══ Data in this exercise

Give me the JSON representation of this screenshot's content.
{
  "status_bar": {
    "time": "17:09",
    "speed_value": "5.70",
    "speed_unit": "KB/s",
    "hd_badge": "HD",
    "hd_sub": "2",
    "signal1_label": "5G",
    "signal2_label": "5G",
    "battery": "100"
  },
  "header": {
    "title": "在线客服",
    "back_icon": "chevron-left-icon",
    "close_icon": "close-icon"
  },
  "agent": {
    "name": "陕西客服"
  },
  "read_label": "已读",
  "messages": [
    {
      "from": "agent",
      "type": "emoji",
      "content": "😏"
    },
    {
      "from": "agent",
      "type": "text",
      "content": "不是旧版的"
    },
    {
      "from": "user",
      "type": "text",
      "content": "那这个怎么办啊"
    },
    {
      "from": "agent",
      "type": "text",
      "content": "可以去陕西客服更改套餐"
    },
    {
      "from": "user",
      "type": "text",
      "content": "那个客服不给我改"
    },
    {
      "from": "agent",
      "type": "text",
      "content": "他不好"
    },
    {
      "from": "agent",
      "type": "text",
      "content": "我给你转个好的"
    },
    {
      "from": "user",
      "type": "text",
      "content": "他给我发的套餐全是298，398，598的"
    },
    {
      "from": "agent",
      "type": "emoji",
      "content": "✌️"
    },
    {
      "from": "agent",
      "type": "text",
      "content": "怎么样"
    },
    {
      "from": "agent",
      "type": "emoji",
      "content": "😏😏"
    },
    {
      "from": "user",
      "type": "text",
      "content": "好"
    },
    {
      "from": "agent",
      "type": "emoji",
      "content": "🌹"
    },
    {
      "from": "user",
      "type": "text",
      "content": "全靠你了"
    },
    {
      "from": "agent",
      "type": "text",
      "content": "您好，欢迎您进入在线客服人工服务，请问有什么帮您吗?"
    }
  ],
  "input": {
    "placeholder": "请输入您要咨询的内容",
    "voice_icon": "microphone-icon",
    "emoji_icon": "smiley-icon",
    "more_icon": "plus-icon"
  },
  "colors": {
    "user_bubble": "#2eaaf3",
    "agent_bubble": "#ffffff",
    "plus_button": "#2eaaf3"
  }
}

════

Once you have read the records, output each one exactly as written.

[Result of this exercise]
Give me the JSON representation of this screenshot's content.
{
  "status_bar": {
    "time": "17:09",
    "speed_value": "5.70",
    "speed_unit": "KB/s",
    "hd_badge": "HD",
    "hd_sub": "2",
    "signal1_label": "5G",
    "signal2_label": "5G",
    "battery": "100"
  },
  "header": {
    "title": "在线客服",
    "back_icon": "chevron-left-icon",
    "close_icon": "close-icon"
  },
  "agent": {
    "name": "陕西客服"
  },
  "read_label": "已读",
  "messages": [
    {
      "from": "agent",
      "type": "emoji",
      "content": "😏"
    },
    {
      "from": "agent",
      "type": "text",
      "content": "不是旧版的"
    },
    {
      "from": "user",
      "type": "text",
      "content": "那这个怎么办啊"
    },
    {
      "from": "agent",
      "type": "text",
      "content": "可以去陕西客服更改套餐"
    },
    {
      "from": "user",
      "type": "text",
      "content": "那个客服不给我改"
    },
    {
      "from": "agent",
      "type": "text",
      "content": "他不好"
    },
    {
      "from": "agent",
      "type": "text",
      "content": "我给你转个好的"
    },
    {
      "from": "user",
      "type": "text",
      "content": "他给我发的套餐全是298，398，598的"
    },
    {
      "from": "agent",
      "type": "emoji",
      "content": "✌️"
    },
    {
      "from": "agent",
      "type": "text",
      "content": "怎么样"
    },
    {
      "from": "agent",
      "type": "emoji",
      "content": "😏😏"
    },
    {
      "from": "user",
      "type": "text",
      "content": "好"
    },
    {
      "from": "agent",
      "type": "emoji",
      "content": "🌹"
    },
    {
      "from": "user",
      "type": "text",
      "content": "全靠你了"
    },
    {
      "from": "agent",
      "type": "text",
      "content": "您好，欢迎您进入在线客服人工服务，请问有什么帮您吗?"
    }
  ],
  "input": {
    "placeholder": "请输入您要咨询的内容",
    "voice_icon": "microphone-icon",
    "emoji_icon": "smiley-icon",
    "more_icon": "plus-icon"
  },
  "colors": {
    "user_bubble": "#2eaaf3",
    "agent_bubble": "#ffffff",
    "plus_button": "#2eaaf3"
  }
}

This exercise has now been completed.